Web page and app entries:
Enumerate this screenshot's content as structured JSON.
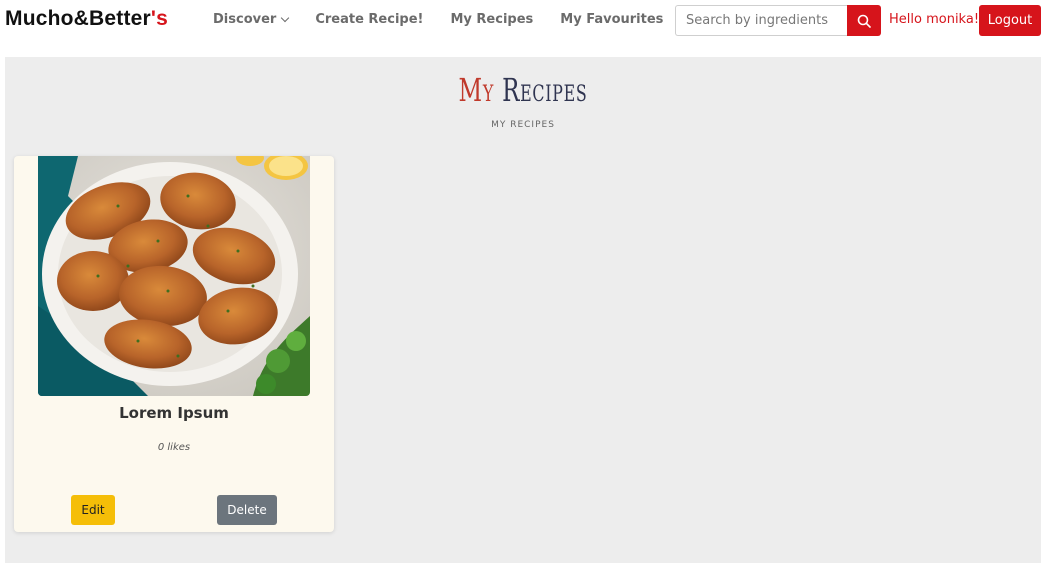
{
  "navbar": {
    "brand_main": "Mucho&Better",
    "brand_accent": "'s",
    "links": [
      {
        "label": "Discover",
        "icon": "chevron-down-icon"
      },
      {
        "label": "Create Recipe!"
      },
      {
        "label": "My Recipes"
      },
      {
        "label": "My Favourites"
      }
    ],
    "search": {
      "placeholder": "Search by ingredients",
      "value": "",
      "icon": "search-icon"
    },
    "greeting": "Hello monika!",
    "logout_label": "Logout"
  },
  "page": {
    "title_part1": "My",
    "title_part2": "Recipes",
    "subtitle": "MY RECIPES"
  },
  "recipes": [
    {
      "title": "Lorem Ipsum",
      "likes": "0 likes",
      "image": "roasted-chicken-plate-photo",
      "edit_label": "Edit",
      "delete_label": "Delete"
    }
  ],
  "colors": {
    "accent": "#d6141b",
    "background": "#ededed",
    "card": "#fdf9ee",
    "edit": "#f5be08",
    "delete": "#6c757d"
  }
}
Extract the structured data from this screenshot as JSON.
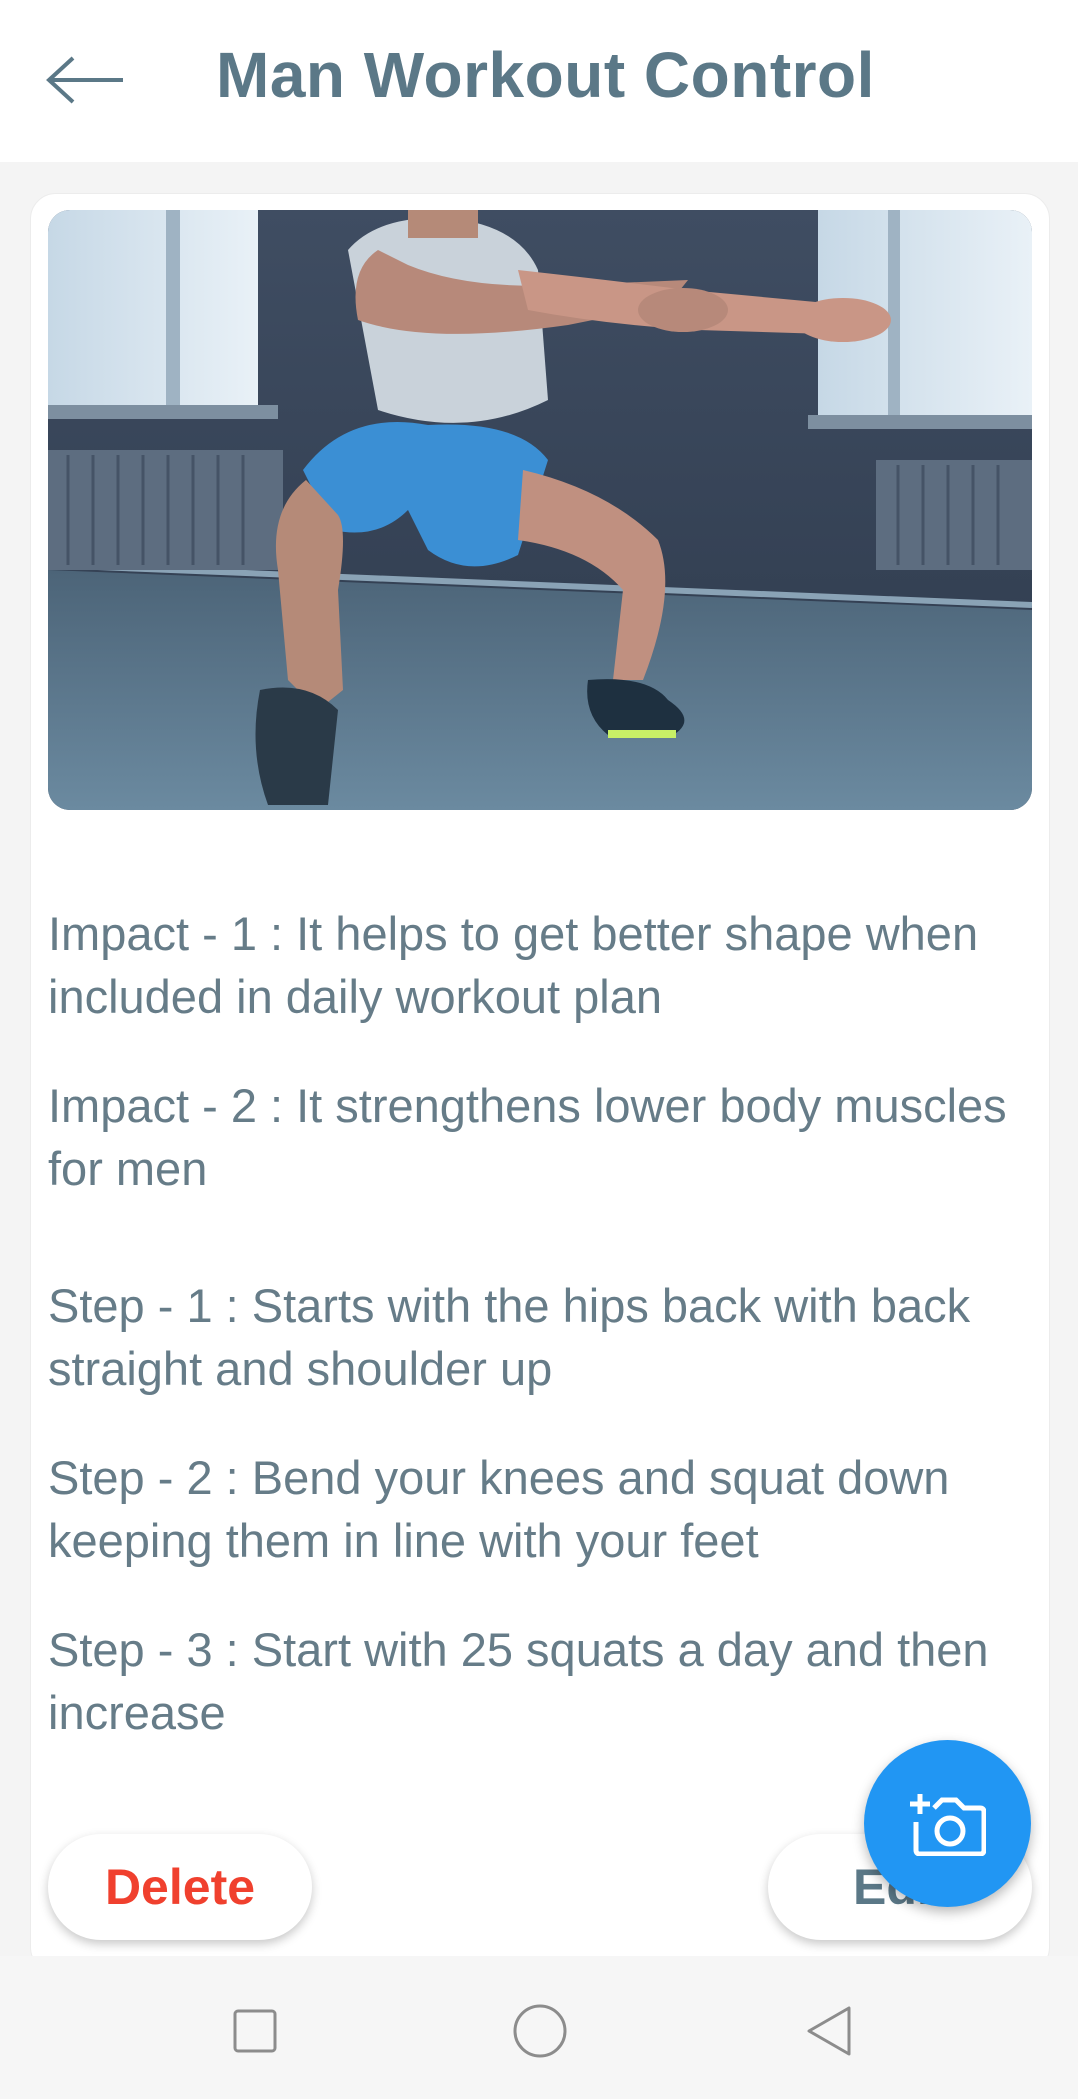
{
  "header": {
    "title": "Man Workout Control",
    "back_icon": "arrow-left-icon"
  },
  "card": {
    "image_alt": "man doing squat exercise",
    "impacts": [
      "Impact - 1 :  It helps to get better shape when included in daily workout plan",
      "Impact - 2 :  It strengthens lower body muscles for men"
    ],
    "steps": [
      "Step - 1 :  Starts with the hips back with back straight and shoulder up",
      "Step - 2 :  Bend your knees and squat down keeping them in line with your feet",
      "Step - 3 :  Start with 25 squats a day and then increase"
    ],
    "delete_label": "Delete",
    "edit_label": "Edit"
  },
  "fab": {
    "icon": "add-photo-camera-icon"
  },
  "nav": {
    "recent_icon": "square-recent-icon",
    "home_icon": "circle-home-icon",
    "back_icon": "triangle-back-icon"
  },
  "colors": {
    "title": "#5b7887",
    "body_text": "#667c88",
    "delete": "#f0402e",
    "fab": "#2196f3"
  }
}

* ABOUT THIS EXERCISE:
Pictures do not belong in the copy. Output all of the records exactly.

* OUTPUT:
Enumerate this screenshot's content as structured JSON.
{
  "navbar": {
    "brand_main": "Mucho&Better",
    "brand_accent": "'s",
    "links": [
      {
        "label": "Discover",
        "icon": "chevron-down-icon"
      },
      {
        "label": "Create Recipe!"
      },
      {
        "label": "My Recipes"
      },
      {
        "label": "My Favourites"
      }
    ],
    "search": {
      "placeholder": "Search by ingredients",
      "value": "",
      "icon": "search-icon"
    },
    "greeting": "Hello monika!",
    "logout_label": "Logout"
  },
  "page": {
    "title_part1": "My",
    "title_part2": "Recipes",
    "subtitle": "MY RECIPES"
  },
  "recipes": [
    {
      "title": "Lorem Ipsum",
      "likes": "0 likes",
      "image": "roasted-chicken-plate-photo",
      "edit_label": "Edit",
      "delete_label": "Delete"
    }
  ],
  "colors": {
    "accent": "#d6141b",
    "background": "#ededed",
    "card": "#fdf9ee",
    "edit": "#f5be08",
    "delete": "#6c757d"
  }
}
Extract the structured data from this screenshot as JSON.
{
  "header": {
    "title": "Man Workout Control",
    "back_icon": "arrow-left-icon"
  },
  "card": {
    "image_alt": "man doing squat exercise",
    "impacts": [
      "Impact - 1 :  It helps to get better shape when included in daily workout plan",
      "Impact - 2 :  It strengthens lower body muscles for men"
    ],
    "steps": [
      "Step - 1 :  Starts with the hips back with back straight and shoulder up",
      "Step - 2 :  Bend your knees and squat down keeping them in line with your feet",
      "Step - 3 :  Start with 25 squats a day and then increase"
    ],
    "delete_label": "Delete",
    "edit_label": "Edit"
  },
  "fab": {
    "icon": "add-photo-camera-icon"
  },
  "nav": {
    "recent_icon": "square-recent-icon",
    "home_icon": "circle-home-icon",
    "back_icon": "triangle-back-icon"
  },
  "colors": {
    "title": "#5b7887",
    "body_text": "#667c88",
    "delete": "#f0402e",
    "fab": "#2196f3"
  }
}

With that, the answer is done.